Task requirements. Find how many lines of the records below contain the word "this" and write that number by itself.
Segment Start: Material provided
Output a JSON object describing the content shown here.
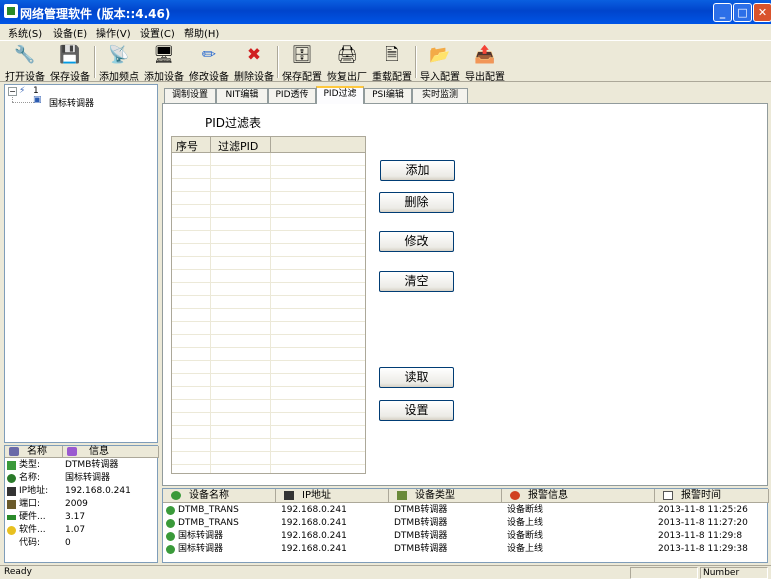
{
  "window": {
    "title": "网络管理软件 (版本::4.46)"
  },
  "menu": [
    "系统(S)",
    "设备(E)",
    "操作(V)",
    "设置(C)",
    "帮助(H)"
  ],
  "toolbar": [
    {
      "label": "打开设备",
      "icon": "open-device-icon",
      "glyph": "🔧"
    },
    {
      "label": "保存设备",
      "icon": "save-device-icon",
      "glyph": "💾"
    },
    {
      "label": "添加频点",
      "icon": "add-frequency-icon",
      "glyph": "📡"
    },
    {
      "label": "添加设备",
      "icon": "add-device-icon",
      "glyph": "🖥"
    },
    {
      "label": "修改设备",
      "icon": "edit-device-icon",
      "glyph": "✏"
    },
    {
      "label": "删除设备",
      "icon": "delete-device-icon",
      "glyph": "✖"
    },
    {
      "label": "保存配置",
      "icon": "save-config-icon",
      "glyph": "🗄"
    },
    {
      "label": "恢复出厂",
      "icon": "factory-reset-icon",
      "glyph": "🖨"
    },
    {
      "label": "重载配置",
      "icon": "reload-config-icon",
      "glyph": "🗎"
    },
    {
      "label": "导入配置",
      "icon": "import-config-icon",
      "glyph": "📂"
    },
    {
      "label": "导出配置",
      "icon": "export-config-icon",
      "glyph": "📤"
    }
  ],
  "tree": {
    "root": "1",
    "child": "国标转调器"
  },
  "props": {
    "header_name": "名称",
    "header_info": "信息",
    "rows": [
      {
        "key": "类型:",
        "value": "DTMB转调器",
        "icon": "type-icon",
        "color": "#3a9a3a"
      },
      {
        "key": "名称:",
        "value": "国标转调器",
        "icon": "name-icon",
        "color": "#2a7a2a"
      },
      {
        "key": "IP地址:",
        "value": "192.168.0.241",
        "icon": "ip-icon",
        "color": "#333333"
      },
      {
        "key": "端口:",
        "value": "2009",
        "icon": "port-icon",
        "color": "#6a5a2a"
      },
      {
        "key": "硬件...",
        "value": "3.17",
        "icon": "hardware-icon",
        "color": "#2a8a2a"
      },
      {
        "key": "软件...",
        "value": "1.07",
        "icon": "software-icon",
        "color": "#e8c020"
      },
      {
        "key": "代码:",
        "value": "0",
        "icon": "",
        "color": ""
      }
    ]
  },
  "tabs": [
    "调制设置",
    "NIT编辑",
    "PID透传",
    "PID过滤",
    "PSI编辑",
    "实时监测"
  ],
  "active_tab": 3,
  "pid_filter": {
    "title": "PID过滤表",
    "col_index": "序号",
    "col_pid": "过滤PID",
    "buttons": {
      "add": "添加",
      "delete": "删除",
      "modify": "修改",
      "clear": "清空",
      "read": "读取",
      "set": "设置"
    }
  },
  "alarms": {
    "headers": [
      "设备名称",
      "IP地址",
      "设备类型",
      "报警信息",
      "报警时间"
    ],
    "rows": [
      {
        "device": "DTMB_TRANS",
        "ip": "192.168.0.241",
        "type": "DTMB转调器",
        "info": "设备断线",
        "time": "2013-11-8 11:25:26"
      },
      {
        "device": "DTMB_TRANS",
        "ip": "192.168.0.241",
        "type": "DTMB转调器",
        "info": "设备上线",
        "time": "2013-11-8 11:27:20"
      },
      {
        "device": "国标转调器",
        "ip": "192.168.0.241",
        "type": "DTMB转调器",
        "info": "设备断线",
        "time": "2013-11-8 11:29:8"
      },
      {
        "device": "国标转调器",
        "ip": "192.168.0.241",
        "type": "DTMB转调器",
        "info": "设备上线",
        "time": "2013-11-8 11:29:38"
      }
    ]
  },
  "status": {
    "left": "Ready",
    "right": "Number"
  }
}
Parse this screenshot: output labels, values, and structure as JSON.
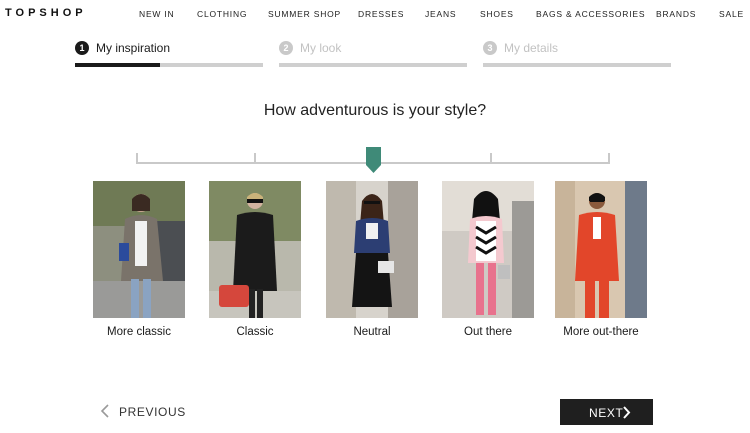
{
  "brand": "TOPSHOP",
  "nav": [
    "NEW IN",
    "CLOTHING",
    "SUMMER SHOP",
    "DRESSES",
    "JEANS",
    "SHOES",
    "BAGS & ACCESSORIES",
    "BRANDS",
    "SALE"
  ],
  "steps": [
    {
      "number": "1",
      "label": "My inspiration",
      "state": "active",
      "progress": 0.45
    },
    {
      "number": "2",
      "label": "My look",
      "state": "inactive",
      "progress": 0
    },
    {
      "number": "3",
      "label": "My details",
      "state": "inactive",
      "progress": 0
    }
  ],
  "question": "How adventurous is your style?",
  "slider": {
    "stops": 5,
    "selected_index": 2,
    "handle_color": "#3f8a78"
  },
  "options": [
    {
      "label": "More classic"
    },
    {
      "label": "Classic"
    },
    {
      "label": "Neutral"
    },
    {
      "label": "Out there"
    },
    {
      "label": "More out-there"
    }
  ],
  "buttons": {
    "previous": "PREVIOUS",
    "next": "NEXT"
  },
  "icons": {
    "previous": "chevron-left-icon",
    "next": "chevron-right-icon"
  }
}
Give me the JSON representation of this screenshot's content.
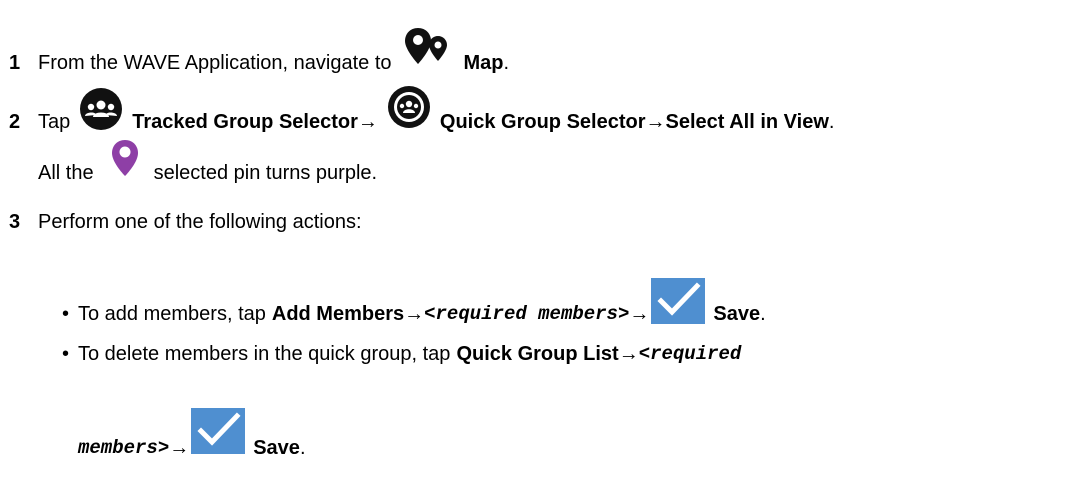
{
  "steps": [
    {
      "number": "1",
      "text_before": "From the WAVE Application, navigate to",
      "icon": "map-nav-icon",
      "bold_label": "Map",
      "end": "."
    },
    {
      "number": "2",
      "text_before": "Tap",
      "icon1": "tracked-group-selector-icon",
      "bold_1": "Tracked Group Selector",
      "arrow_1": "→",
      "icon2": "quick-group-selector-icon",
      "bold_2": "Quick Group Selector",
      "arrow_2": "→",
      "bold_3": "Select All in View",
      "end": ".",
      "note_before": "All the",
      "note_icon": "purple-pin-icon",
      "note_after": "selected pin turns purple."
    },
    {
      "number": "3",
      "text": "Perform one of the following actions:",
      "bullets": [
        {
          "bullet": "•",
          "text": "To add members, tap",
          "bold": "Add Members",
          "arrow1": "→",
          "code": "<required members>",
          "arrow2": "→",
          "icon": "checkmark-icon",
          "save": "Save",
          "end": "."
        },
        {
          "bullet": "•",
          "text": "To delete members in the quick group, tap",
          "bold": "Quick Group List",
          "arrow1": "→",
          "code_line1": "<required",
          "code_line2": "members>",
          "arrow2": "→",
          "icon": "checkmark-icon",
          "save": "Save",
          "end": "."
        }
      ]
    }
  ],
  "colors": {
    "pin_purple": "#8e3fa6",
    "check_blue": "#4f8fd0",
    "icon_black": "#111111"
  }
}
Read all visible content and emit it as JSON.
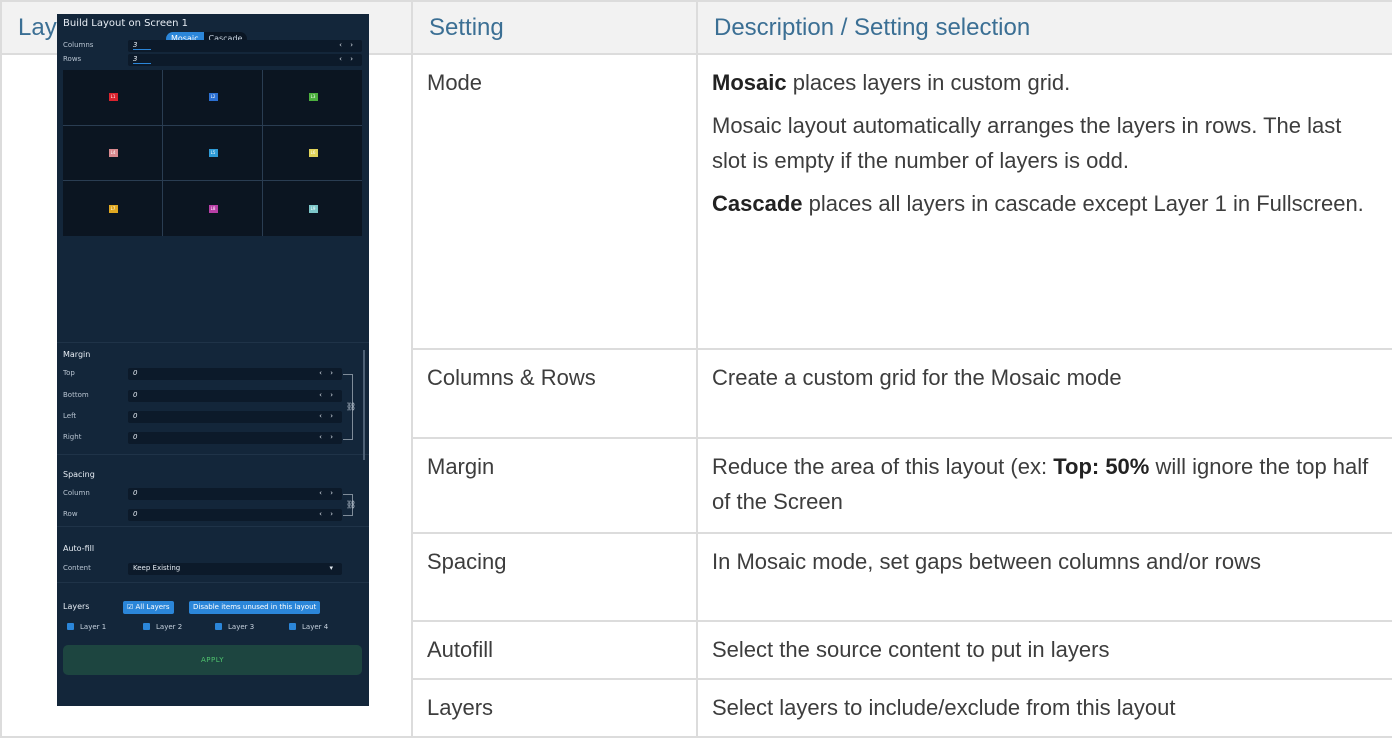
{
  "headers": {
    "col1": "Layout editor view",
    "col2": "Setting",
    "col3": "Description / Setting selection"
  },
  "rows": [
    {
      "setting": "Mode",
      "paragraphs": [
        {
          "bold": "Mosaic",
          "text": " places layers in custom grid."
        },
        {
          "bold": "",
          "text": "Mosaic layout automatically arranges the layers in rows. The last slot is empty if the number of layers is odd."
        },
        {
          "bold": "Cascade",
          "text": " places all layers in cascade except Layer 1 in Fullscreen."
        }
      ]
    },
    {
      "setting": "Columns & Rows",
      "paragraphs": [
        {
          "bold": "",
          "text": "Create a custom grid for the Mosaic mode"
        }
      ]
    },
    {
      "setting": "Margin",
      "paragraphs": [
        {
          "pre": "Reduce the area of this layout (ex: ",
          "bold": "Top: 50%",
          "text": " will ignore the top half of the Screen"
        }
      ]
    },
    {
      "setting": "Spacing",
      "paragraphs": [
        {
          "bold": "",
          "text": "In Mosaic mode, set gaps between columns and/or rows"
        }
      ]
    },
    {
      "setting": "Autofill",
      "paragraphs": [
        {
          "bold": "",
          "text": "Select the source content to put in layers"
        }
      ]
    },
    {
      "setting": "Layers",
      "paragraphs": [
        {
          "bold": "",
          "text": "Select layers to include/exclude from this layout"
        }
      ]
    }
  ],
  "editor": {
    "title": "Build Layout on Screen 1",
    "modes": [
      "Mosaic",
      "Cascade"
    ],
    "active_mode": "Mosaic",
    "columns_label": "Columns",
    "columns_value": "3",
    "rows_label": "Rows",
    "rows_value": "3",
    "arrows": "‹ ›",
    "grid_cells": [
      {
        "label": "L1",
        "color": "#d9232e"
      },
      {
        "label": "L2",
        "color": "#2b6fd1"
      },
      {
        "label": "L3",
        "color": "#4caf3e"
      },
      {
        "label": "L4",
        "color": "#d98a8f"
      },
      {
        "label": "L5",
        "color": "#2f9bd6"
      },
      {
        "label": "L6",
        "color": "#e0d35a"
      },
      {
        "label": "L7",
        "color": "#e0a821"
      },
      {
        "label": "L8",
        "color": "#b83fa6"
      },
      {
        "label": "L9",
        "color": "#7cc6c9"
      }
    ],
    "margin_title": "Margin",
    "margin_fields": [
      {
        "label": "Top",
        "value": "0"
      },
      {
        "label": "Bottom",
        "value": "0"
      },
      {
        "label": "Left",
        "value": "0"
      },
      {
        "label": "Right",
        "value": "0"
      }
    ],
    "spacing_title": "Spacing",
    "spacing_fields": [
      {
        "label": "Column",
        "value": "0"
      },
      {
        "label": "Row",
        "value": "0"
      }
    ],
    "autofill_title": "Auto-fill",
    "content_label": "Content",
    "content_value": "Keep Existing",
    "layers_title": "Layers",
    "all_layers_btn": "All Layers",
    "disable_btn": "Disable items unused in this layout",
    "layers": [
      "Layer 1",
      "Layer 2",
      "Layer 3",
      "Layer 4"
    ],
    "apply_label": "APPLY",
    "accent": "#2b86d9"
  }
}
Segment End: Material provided
Solved exercise. 5